Copy out, from the data below, each line in which the word "true" occurs.
*** Data section Section Begins ***
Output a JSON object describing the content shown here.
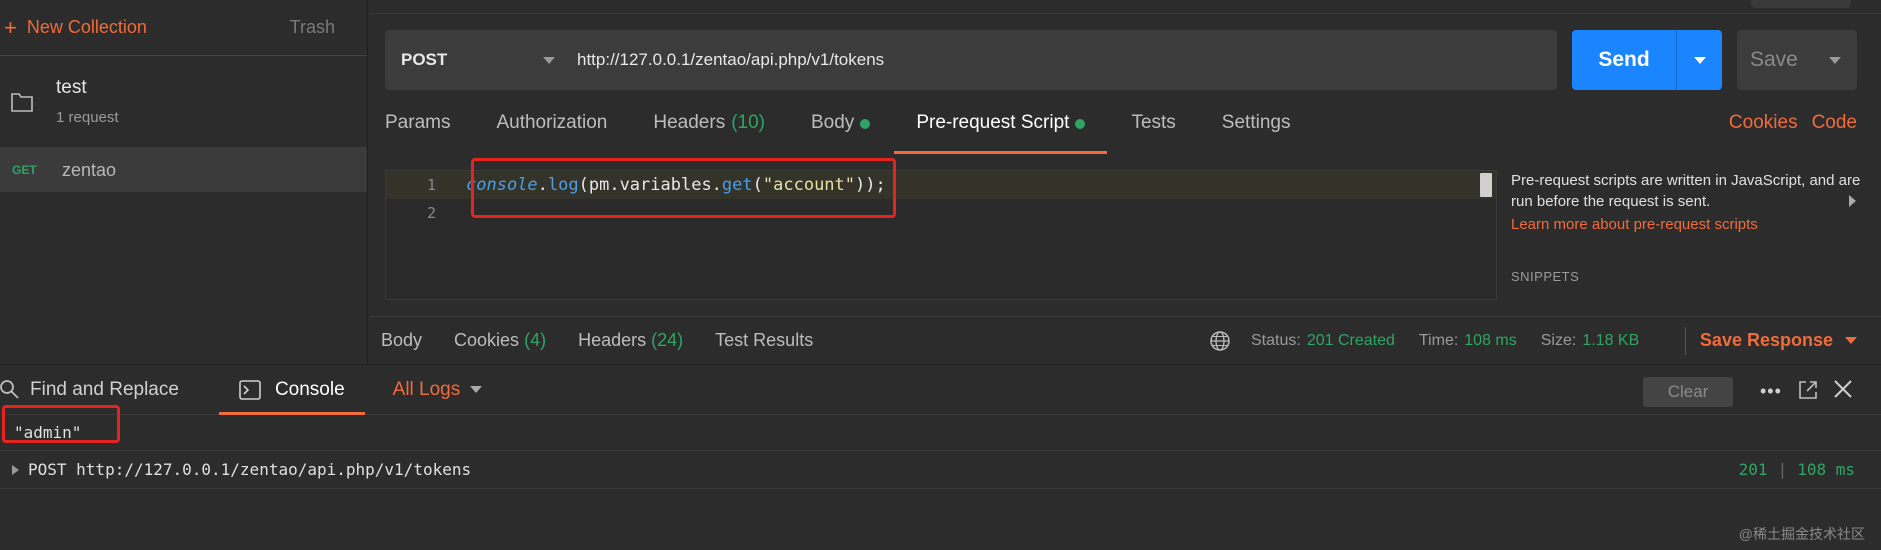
{
  "sidebar": {
    "new_collection": "New Collection",
    "trash": "Trash",
    "collection": {
      "name": "test",
      "subtitle": "1 request"
    },
    "request": {
      "method": "GET",
      "name": "zentao"
    }
  },
  "request": {
    "method": "POST",
    "url": "http://127.0.0.1/zentao/api.php/v1/tokens",
    "send_label": "Send",
    "save_label": "Save"
  },
  "tabs": {
    "params": "Params",
    "authorization": "Authorization",
    "headers": "Headers",
    "headers_count": "(10)",
    "body": "Body",
    "prerequest": "Pre-request Script",
    "tests": "Tests",
    "settings": "Settings",
    "cookies": "Cookies",
    "code": "Code"
  },
  "editor": {
    "line1_no": "1",
    "line2_no": "2",
    "tok_obj": "console",
    "tok_dot1": ".",
    "tok_fn1": "log",
    "tok_open": "(pm.variables.",
    "tok_fn2": "get",
    "tok_paren": "(",
    "tok_str": "\"account\"",
    "tok_end": "));"
  },
  "help": {
    "text": "Pre-request scripts are written in JavaScript, and are run before the request is sent.",
    "link": "Learn more about pre-request scripts",
    "snippets": "SNIPPETS"
  },
  "response": {
    "body": "Body",
    "cookies": "Cookies",
    "cookies_count": "(4)",
    "headers": "Headers",
    "headers_count": "(24)",
    "test_results": "Test Results",
    "status_label": "Status:",
    "status_value": "201 Created",
    "time_label": "Time:",
    "time_value": "108 ms",
    "size_label": "Size:",
    "size_value": "1.18 KB",
    "save_response": "Save Response"
  },
  "console": {
    "find_replace": "Find and Replace",
    "console_tab": "Console",
    "all_logs": "All Logs",
    "clear": "Clear",
    "more": "•••",
    "output": "\"admin\"",
    "log_request": "POST http://127.0.0.1/zentao/api.php/v1/tokens",
    "log_status": "201",
    "log_time": "108 ms",
    "watermark": "@稀土掘金技术社区"
  },
  "colors": {
    "accent": "#f26b3a",
    "send": "#1a85ff",
    "success": "#2fa563",
    "highlight": "#e52420"
  }
}
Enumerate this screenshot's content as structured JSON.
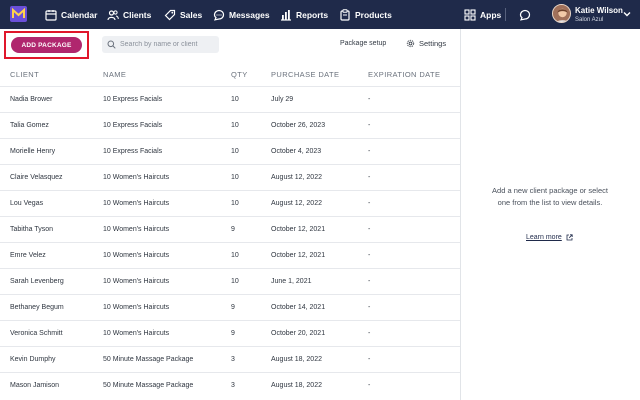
{
  "nav": {
    "items": [
      {
        "label": "Calendar",
        "icon": "calendar-icon"
      },
      {
        "label": "Clients",
        "icon": "clients-icon"
      },
      {
        "label": "Sales",
        "icon": "tag-icon"
      },
      {
        "label": "Messages",
        "icon": "chat-icon"
      },
      {
        "label": "Reports",
        "icon": "bar-chart-icon"
      },
      {
        "label": "Products",
        "icon": "products-icon"
      }
    ],
    "apps_label": "Apps",
    "user": {
      "name": "Katie Wilson",
      "salon": "Salon Azul"
    }
  },
  "toolbar": {
    "add_package_label": "ADD PACKAGE",
    "search_placeholder": "Search by name or client",
    "package_setup_label": "Package setup",
    "settings_label": "Settings"
  },
  "table": {
    "headers": [
      "CLIENT",
      "NAME",
      "QTY",
      "PURCHASE DATE",
      "EXPIRATION DATE"
    ],
    "rows": [
      {
        "client": "Nadia Brower",
        "name": "10 Express Facials",
        "qty": "10",
        "purchase": "July 29",
        "expiration": "-"
      },
      {
        "client": "Talia Gomez",
        "name": "10 Express Facials",
        "qty": "10",
        "purchase": "October 26, 2023",
        "expiration": "-"
      },
      {
        "client": "Morielle Henry",
        "name": "10 Express Facials",
        "qty": "10",
        "purchase": "October 4, 2023",
        "expiration": "-"
      },
      {
        "client": "Claire Velasquez",
        "name": "10 Women's Haircuts",
        "qty": "10",
        "purchase": "August 12, 2022",
        "expiration": "-"
      },
      {
        "client": "Lou Vegas",
        "name": "10 Women's Haircuts",
        "qty": "10",
        "purchase": "August 12, 2022",
        "expiration": "-"
      },
      {
        "client": "Tabitha Tyson",
        "name": "10 Women's Haircuts",
        "qty": "9",
        "purchase": "October 12, 2021",
        "expiration": "-"
      },
      {
        "client": "Emre Velez",
        "name": "10 Women's Haircuts",
        "qty": "10",
        "purchase": "October 12, 2021",
        "expiration": "-"
      },
      {
        "client": "Sarah Levenberg",
        "name": "10 Women's Haircuts",
        "qty": "10",
        "purchase": "June 1, 2021",
        "expiration": "-"
      },
      {
        "client": "Bethaney Begum",
        "name": "10 Women's Haircuts",
        "qty": "9",
        "purchase": "October 14, 2021",
        "expiration": "-"
      },
      {
        "client": "Veronica Schmitt",
        "name": "10 Women's Haircuts",
        "qty": "9",
        "purchase": "October 20, 2021",
        "expiration": "-"
      },
      {
        "client": "Kevin Dumphy",
        "name": "50 Minute Massage Package",
        "qty": "3",
        "purchase": "August 18, 2022",
        "expiration": "-"
      },
      {
        "client": "Mason Jamison",
        "name": "50 Minute Massage Package",
        "qty": "3",
        "purchase": "August 18, 2022",
        "expiration": "-"
      }
    ]
  },
  "detail_panel": {
    "empty_message": "Add a new client package or select one from the list to view details.",
    "learn_more_label": "Learn more"
  },
  "colors": {
    "nav_bg": "#1f2a4a",
    "accent": "#b0266e",
    "highlight_outline": "#e0162b"
  }
}
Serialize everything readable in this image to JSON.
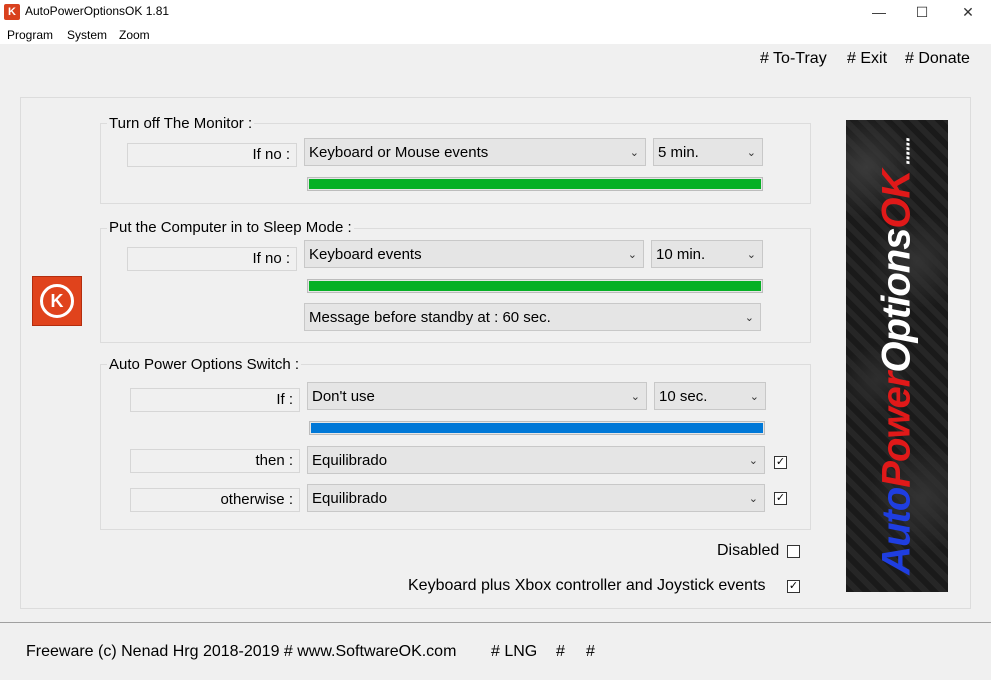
{
  "window": {
    "title": "AutoPowerOptionsOK 1.81",
    "app_icon_glyph": "K",
    "minimize_glyph": "—",
    "maximize_glyph": "☐",
    "close_glyph": "✕"
  },
  "menu": [
    "Program",
    "System",
    "Zoom"
  ],
  "top_links": {
    "tray": "# To-Tray",
    "exit": "# Exit",
    "donate": "# Donate"
  },
  "monitor": {
    "title": "Turn off The Monitor :",
    "if_label": "If no :",
    "event_value": "Keyboard or Mouse events",
    "time_value": "5 min.",
    "progress": 1.0,
    "progress_color": "#06b025"
  },
  "sleep": {
    "title": "Put the Computer in to Sleep Mode :",
    "if_label": "If no :",
    "event_value": "Keyboard events",
    "time_value": "10 min.",
    "progress": 1.0,
    "progress_color": "#06b025",
    "message_value": "Message before standby at : 60 sec."
  },
  "switch": {
    "title": "Auto Power Options Switch :",
    "if_label": "If :",
    "if_value": "Don't use",
    "time_value": "10 sec.",
    "progress": 1.0,
    "progress_color": "#0078d7",
    "then_label": "then :",
    "then_value": "Equilibrado",
    "then_checked": true,
    "otherwise_label": "otherwise :",
    "otherwise_value": "Equilibrado",
    "otherwise_checked": true
  },
  "options": {
    "disabled_label": "Disabled",
    "disabled_checked": false,
    "xbox_label": "Keyboard plus Xbox controller and Joystick events",
    "xbox_checked": true
  },
  "logo": {
    "glyph": "K",
    "color": "#e0431c"
  },
  "banner": {
    "part_auto": "Auto",
    "part_power": "Power",
    "part_options": "Options",
    "part_ok": "OK",
    "dots": "......"
  },
  "footer": {
    "copyright": "Freeware (c) Nenad Hrg 2018-2019 # www.SoftwareOK.com",
    "lng": "# LNG",
    "hash1": "#",
    "hash2": "#"
  }
}
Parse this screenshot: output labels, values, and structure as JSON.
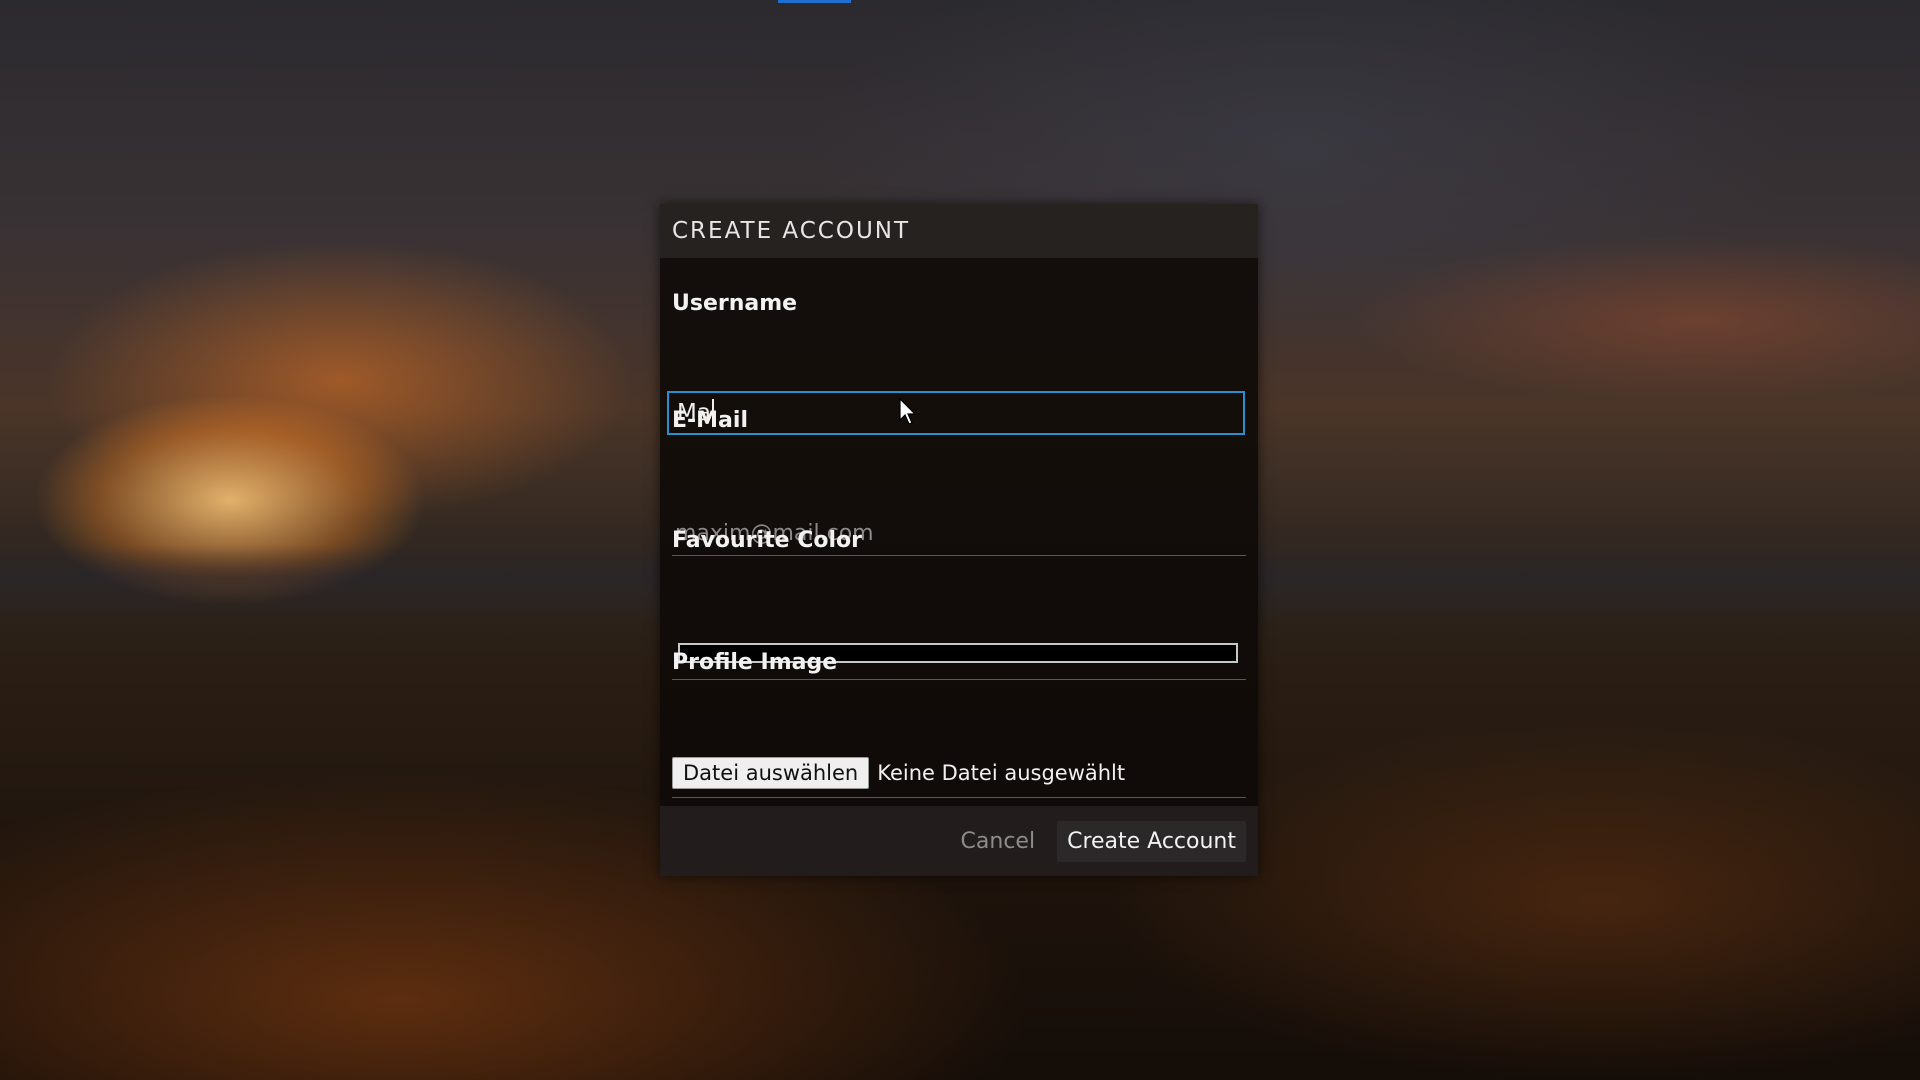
{
  "dialog": {
    "title": "CREATE ACCOUNT",
    "fields": {
      "username": {
        "label": "Username",
        "value": "Ma"
      },
      "email": {
        "label": "E-Mail",
        "placeholder": "maxim@mail.com"
      },
      "color": {
        "label": "Favourite Color",
        "value": "#000000"
      },
      "image": {
        "label": "Profile Image",
        "button_label": "Datei auswählen",
        "status": "Keine Datei ausgewählt"
      }
    },
    "footer": {
      "cancel_label": "Cancel",
      "submit_label": "Create Account"
    }
  },
  "colors": {
    "accent": "#2a8fd0",
    "indicator": "#1e6fd0"
  }
}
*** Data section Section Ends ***
### Written response
    "then_checked": true,
    "otherwise_checked": true
    "xbox_checked": true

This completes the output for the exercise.